** Material supplied follows **

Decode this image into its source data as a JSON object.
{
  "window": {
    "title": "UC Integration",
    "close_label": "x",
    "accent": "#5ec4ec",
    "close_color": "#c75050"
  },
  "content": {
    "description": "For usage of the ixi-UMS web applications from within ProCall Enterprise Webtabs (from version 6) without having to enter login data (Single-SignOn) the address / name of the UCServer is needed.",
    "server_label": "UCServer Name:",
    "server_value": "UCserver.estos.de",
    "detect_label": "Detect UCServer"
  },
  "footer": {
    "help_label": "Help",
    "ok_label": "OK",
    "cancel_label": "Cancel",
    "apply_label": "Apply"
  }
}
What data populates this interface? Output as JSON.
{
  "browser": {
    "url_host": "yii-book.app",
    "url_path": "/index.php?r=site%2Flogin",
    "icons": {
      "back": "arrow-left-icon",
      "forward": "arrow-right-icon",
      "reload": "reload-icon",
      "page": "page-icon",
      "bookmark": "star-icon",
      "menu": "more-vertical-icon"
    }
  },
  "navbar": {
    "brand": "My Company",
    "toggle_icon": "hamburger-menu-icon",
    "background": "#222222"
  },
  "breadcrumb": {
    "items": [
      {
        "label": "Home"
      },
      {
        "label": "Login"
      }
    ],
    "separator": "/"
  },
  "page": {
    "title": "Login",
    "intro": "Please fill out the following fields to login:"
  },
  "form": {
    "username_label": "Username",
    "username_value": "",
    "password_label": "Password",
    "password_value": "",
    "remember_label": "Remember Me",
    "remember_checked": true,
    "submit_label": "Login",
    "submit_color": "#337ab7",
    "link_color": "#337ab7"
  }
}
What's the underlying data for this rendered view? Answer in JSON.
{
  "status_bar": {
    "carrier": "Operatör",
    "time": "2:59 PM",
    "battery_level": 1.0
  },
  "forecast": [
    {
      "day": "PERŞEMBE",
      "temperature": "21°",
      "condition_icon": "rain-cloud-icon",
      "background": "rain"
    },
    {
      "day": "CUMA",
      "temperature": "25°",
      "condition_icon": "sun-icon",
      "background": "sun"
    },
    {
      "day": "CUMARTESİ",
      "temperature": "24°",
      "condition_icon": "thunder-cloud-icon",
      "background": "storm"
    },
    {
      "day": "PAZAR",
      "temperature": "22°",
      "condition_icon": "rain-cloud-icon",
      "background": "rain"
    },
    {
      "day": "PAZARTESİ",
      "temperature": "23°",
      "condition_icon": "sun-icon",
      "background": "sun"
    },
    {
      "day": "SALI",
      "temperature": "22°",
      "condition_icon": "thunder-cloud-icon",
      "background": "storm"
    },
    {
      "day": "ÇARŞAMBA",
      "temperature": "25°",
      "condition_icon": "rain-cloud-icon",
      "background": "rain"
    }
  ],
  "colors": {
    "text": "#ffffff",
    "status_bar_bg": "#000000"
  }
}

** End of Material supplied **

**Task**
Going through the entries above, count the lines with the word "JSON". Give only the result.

**Result**
3